The announcements came amid growing signs that President Barack Obama’s party faces a steep climb in its bid to win control of the House of Representatives from Republicans in this year’s elections.
Moran made no mention of the battle for the House in his announcement. He said he was ready to retire from Congress when his term ends this year.
“It’s time to close this chapter of my life,” Moran, 68, said in a statement.
Moran’s district lies just south of Washington. He has represented Virginia in the House for more than 23 years and is a member of the chamber’s powerful Appropriations Committee.
On Monday, Representative George Miller of California, an ally of House Democratic leader Nancy Pelosi, announced plans to leave at the end of his term this year.
On Tuesday, New York Democrat Bill Owens of New York said he would not seek re-election this year after taking office in 2009.
David Wasserman, who tracks House races for the nonpartisan Cook Political Report, said the recent retirements show that “Democrats are not very optimistic about taking back the House.”

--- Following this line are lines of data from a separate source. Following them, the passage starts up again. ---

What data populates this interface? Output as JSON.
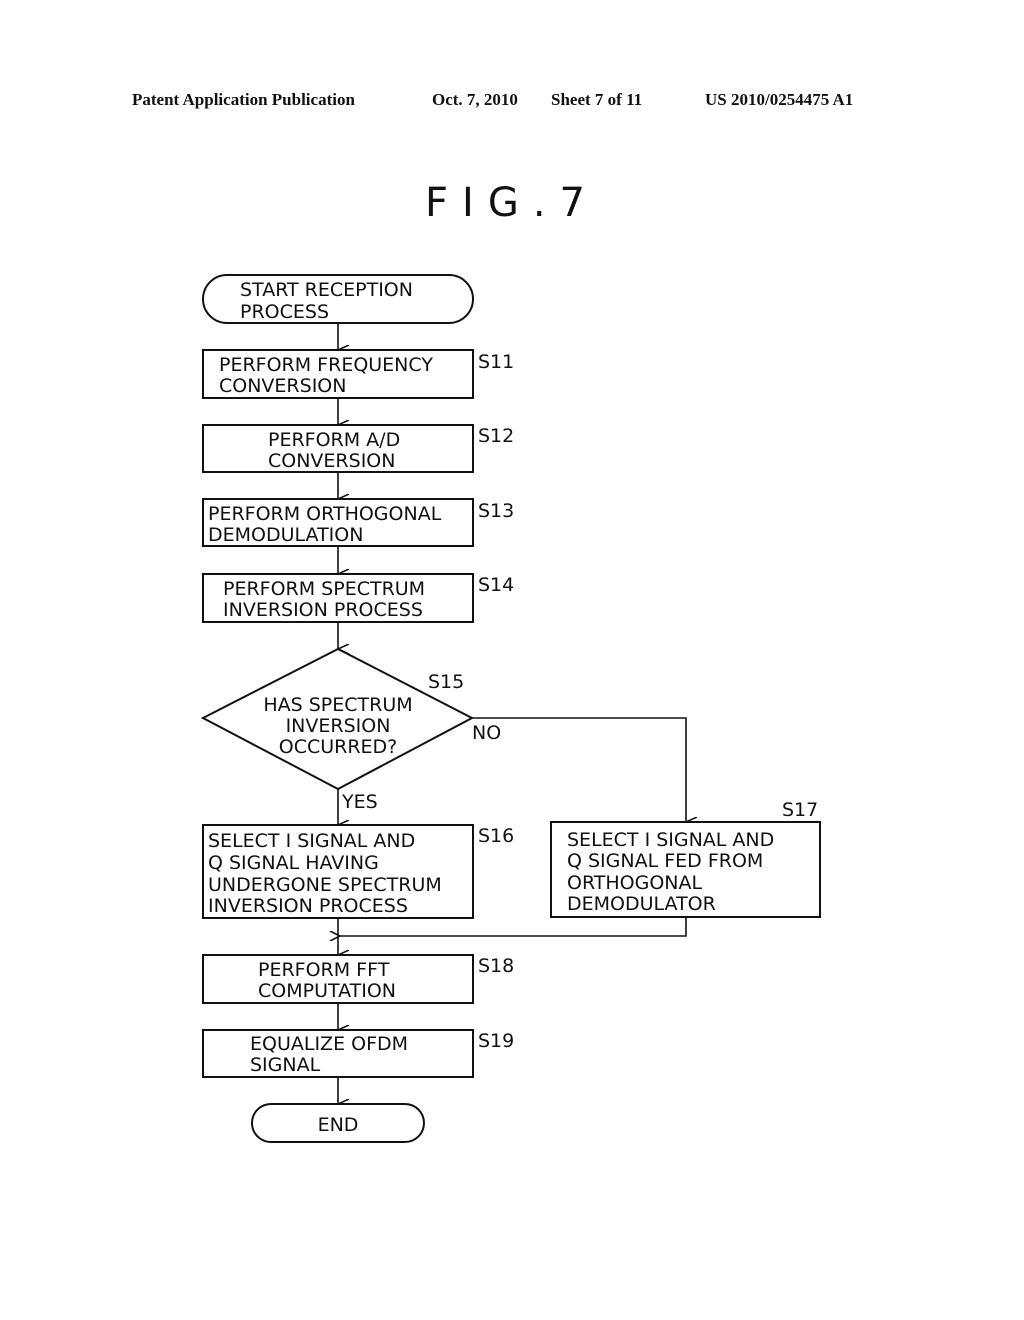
{
  "header": {
    "publication": "Patent Application Publication",
    "date": "Oct. 7, 2010",
    "sheet": "Sheet 7 of 11",
    "number": "US 2010/0254475 A1"
  },
  "figure_title": "FIG.7",
  "flowchart": {
    "start": {
      "lines": [
        "START RECEPTION",
        "PROCESS"
      ]
    },
    "steps": [
      {
        "id": "S11",
        "lines": [
          "PERFORM FREQUENCY",
          "CONVERSION"
        ]
      },
      {
        "id": "S12",
        "lines": [
          "PERFORM A/D",
          "CONVERSION"
        ]
      },
      {
        "id": "S13",
        "lines": [
          "PERFORM ORTHOGONAL",
          "DEMODULATION"
        ]
      },
      {
        "id": "S14",
        "lines": [
          "PERFORM SPECTRUM",
          "INVERSION PROCESS"
        ]
      }
    ],
    "decision": {
      "id": "S15",
      "lines": [
        "HAS SPECTRUM",
        "INVERSION",
        "OCCURRED?"
      ],
      "yes_label": "YES",
      "no_label": "NO"
    },
    "yes_branch": {
      "id": "S16",
      "lines": [
        "SELECT I SIGNAL AND",
        "Q SIGNAL HAVING",
        "UNDERGONE SPECTRUM",
        "INVERSION PROCESS"
      ]
    },
    "no_branch": {
      "id": "S17",
      "lines": [
        "SELECT I SIGNAL AND",
        "Q SIGNAL FED FROM",
        "ORTHOGONAL",
        "DEMODULATOR"
      ]
    },
    "after": [
      {
        "id": "S18",
        "lines": [
          "PERFORM FFT",
          "COMPUTATION"
        ]
      },
      {
        "id": "S19",
        "lines": [
          "EQUALIZE OFDM",
          "SIGNAL"
        ]
      }
    ],
    "end": {
      "lines": [
        "END"
      ]
    }
  }
}
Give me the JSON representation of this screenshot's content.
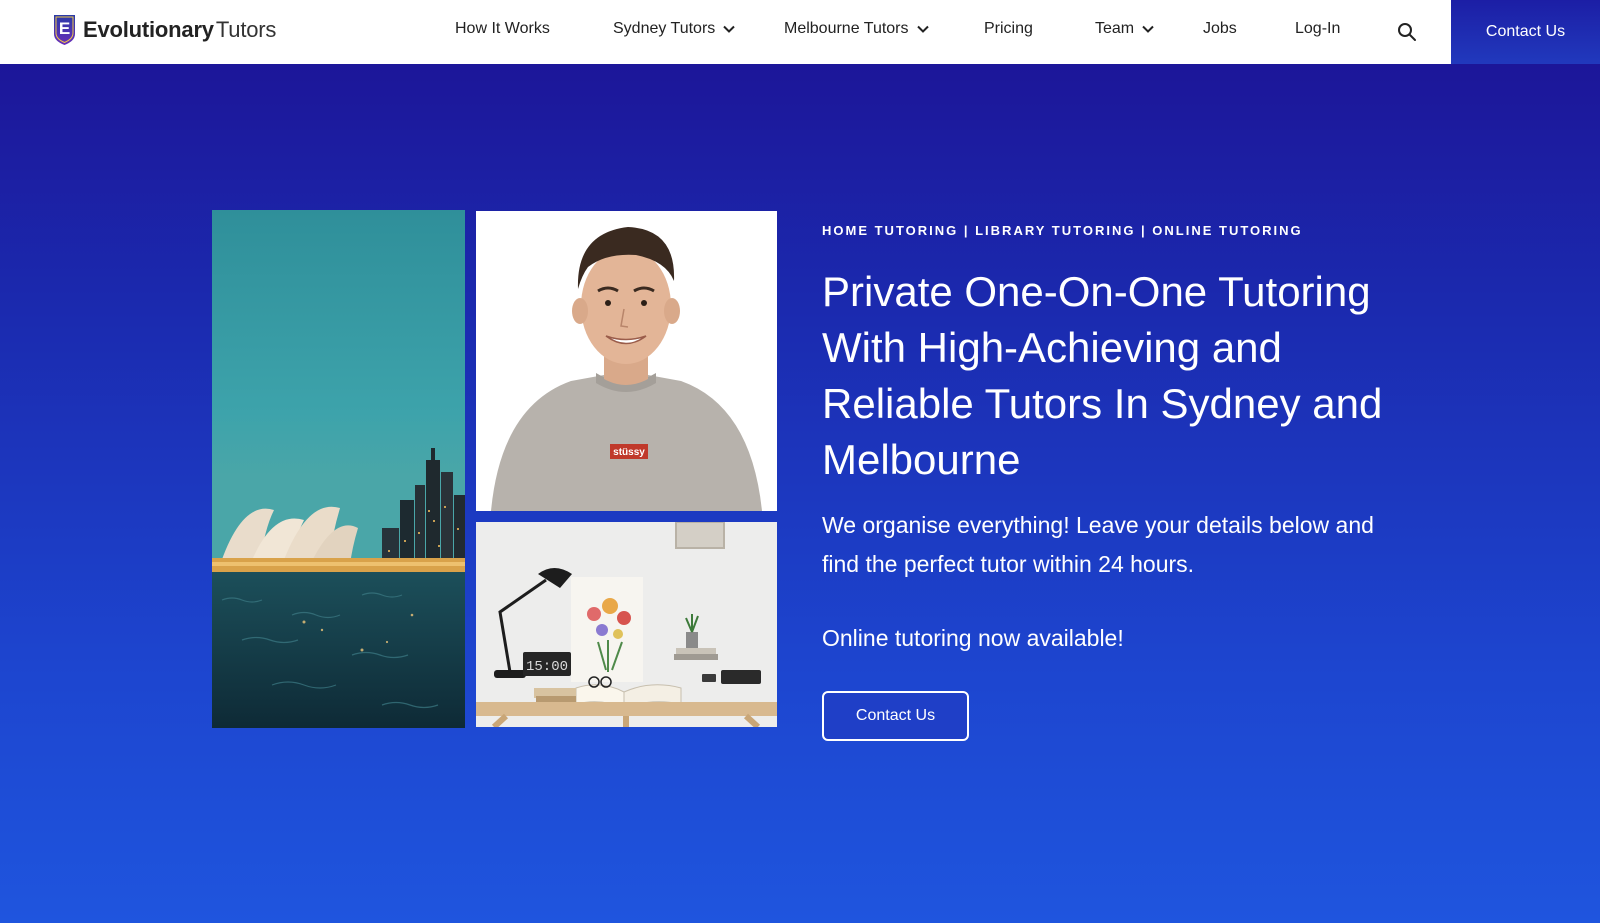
{
  "brand": {
    "name_bold": "Evolutionary",
    "name_light": "Tutors",
    "logo_letter": "E"
  },
  "nav": {
    "items": [
      {
        "label": "How It Works"
      },
      {
        "label": "Sydney Tutors"
      },
      {
        "label": "Melbourne Tutors"
      },
      {
        "label": "Pricing"
      },
      {
        "label": "Team"
      },
      {
        "label": "Jobs"
      },
      {
        "label": "Log-In"
      }
    ],
    "contact_label": "Contact Us"
  },
  "hero": {
    "eyebrow": "HOME TUTORING | LIBRARY TUTORING | ONLINE TUTORING",
    "headline": "Private One-On-One Tutoring With High-Achieving and Reliable Tutors In Sydney and Melbourne",
    "subtext": "We organise everything! Leave your details below and find the perfect tutor within 24 hours.",
    "online_note": "Online tutoring now available!",
    "cta_label": "Contact Us",
    "shirt_logo": "stüssy",
    "clock_time": "15:00"
  },
  "colors": {
    "accent": "#1f3fc7",
    "hero_top": "#1c1699",
    "hero_bottom": "#1f55de",
    "nav_bg": "#ffffff"
  },
  "icons": {
    "logo": "shield-e-icon",
    "dropdown": "chevron-down-icon",
    "search": "search-icon"
  }
}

Wasserman predicted that Republicans will not only retain the House, but increase their majority - which now stands at 233 to 200, with two vacancies - by up to 10 seats.
Wasserman said Republicans have an advantage in midterm elections because people who tend to vote in these non-presidential contests are generally older and more likely to vote Republican.

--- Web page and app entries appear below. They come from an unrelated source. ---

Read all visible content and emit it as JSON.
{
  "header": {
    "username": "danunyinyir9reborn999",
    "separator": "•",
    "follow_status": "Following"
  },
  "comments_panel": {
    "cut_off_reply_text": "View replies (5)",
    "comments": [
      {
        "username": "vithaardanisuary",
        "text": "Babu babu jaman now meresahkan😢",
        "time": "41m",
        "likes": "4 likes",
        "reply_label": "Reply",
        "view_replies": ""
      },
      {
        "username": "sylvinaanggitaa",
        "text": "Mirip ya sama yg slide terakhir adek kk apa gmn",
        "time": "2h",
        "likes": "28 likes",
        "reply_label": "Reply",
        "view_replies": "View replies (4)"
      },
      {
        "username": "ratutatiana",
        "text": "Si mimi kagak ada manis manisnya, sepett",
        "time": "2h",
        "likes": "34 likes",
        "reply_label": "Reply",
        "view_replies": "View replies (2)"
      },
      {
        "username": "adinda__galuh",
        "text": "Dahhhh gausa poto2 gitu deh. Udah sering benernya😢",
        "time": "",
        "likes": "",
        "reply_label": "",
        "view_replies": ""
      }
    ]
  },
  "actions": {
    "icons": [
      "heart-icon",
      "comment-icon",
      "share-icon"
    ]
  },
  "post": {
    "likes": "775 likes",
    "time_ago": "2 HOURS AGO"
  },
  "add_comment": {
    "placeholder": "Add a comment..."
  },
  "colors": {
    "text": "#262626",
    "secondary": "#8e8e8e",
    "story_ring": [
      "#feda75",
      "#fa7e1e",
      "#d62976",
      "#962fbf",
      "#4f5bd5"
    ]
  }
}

Democrats up for re-election also face voters who are increasingly critical of Obama, largely because of the botched rollout of the president’s landmark healthcare program.
Despite the recent spurt in Democratic House retirements, 17 Republicans in the chamber have announced plans not to seek re-election this year, compared to 13 Democrats. The overall number of announced retirements reflects the historical average.
In his announcement, Moran praised the bipartisan $1.1 trillion spending bill, which is scheduled for a vote in the House on Wednesday. Moran has worked in a mostly gridlocked Congress in recent years.
“I’ve seen the appropriations process at its height, and more recently its nadir,” Moran said.
“We’ve achieved a bipartisan agreement that deserves support. It represents a budgetary cease-fire and I hope a historic turning point in getting this necessary funding process back on track,” the lawmaker said.
Editing by Amanda Kwan